There’s no guarantee he would be willing to trade that for a top-tier XFL contract and the opportunity to return to his natural position, but if he was, XFL D.C. would be running the triple option with one of the best, if not the best, option quarterbacks on the planet, while other teams would be running standard offenses with, at best, the 150th-best quarterback for that system.
In addition, XFL D.C. gets a star with local cache, thanks to his record-setting career at Annapolis, and the XFL gets a picture-perfect poster boy to market as it seeks to set themselves apart from the ugliness of domestic violence that haunts the NFL.
Are any of these wishes likely to come to fruition? The color scheme would really be prudent, but even there, it is important to remember that these decisions will not take place in a vacuum, It is the clash of colors that makes football its most visually appealing, and there are seven other teams to think of. Even if the league is sold on using the venue as a starting point, that still leaves Houston and Tampa Bay vying for red as a primary color. (Although we can hold out hope on the latter doing a full Houston Oilers revival.)

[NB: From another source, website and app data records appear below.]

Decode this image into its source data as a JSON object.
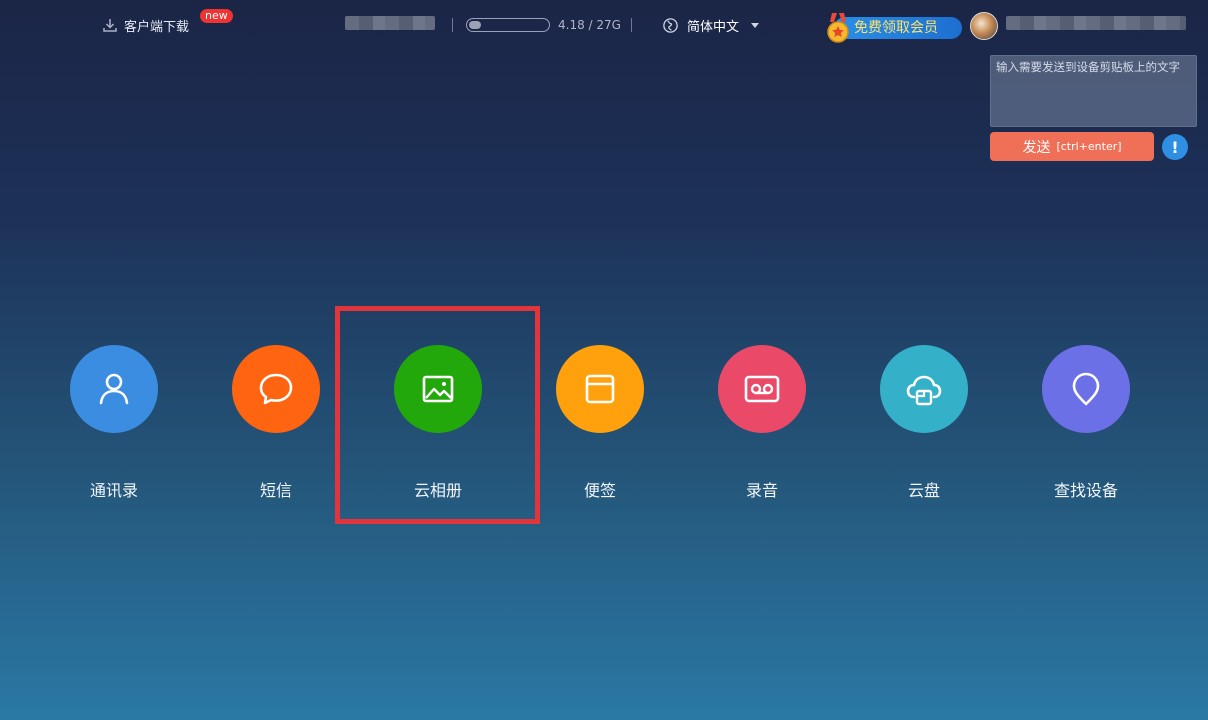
{
  "topbar": {
    "download_label": "客户端下载",
    "new_badge": "new",
    "storage": {
      "text": "4.18 / 27G",
      "used_fraction": 0.155
    },
    "language": "简体中文",
    "vip_label": "免费领取会员"
  },
  "clipboard": {
    "placeholder": "输入需要发送到设备剪贴板上的文字",
    "send_label": "发送",
    "send_hint": "[ctrl+enter]",
    "info_symbol": "!"
  },
  "apps": [
    {
      "label": "通讯录",
      "color": "#3a8de0",
      "icon": "contacts-icon"
    },
    {
      "label": "短信",
      "color": "#ff6410",
      "icon": "message-icon"
    },
    {
      "label": "云相册",
      "color": "#23a80c",
      "icon": "photo-icon"
    },
    {
      "label": "便签",
      "color": "#ffa10c",
      "icon": "notes-icon"
    },
    {
      "label": "录音",
      "color": "#ea4a68",
      "icon": "recorder-icon"
    },
    {
      "label": "云盘",
      "color": "#35b0c9",
      "icon": "cloud-drive-icon"
    },
    {
      "label": "查找设备",
      "color": "#6b70e6",
      "icon": "location-icon"
    }
  ],
  "highlight_color": "#e2343b"
}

So no, none of this likely. But we live in a world where the XFL is coming back, nearly two decades after one of the most spectacular sports failures in history. Anything is possible, so I invite us all to dream big this Christmas season.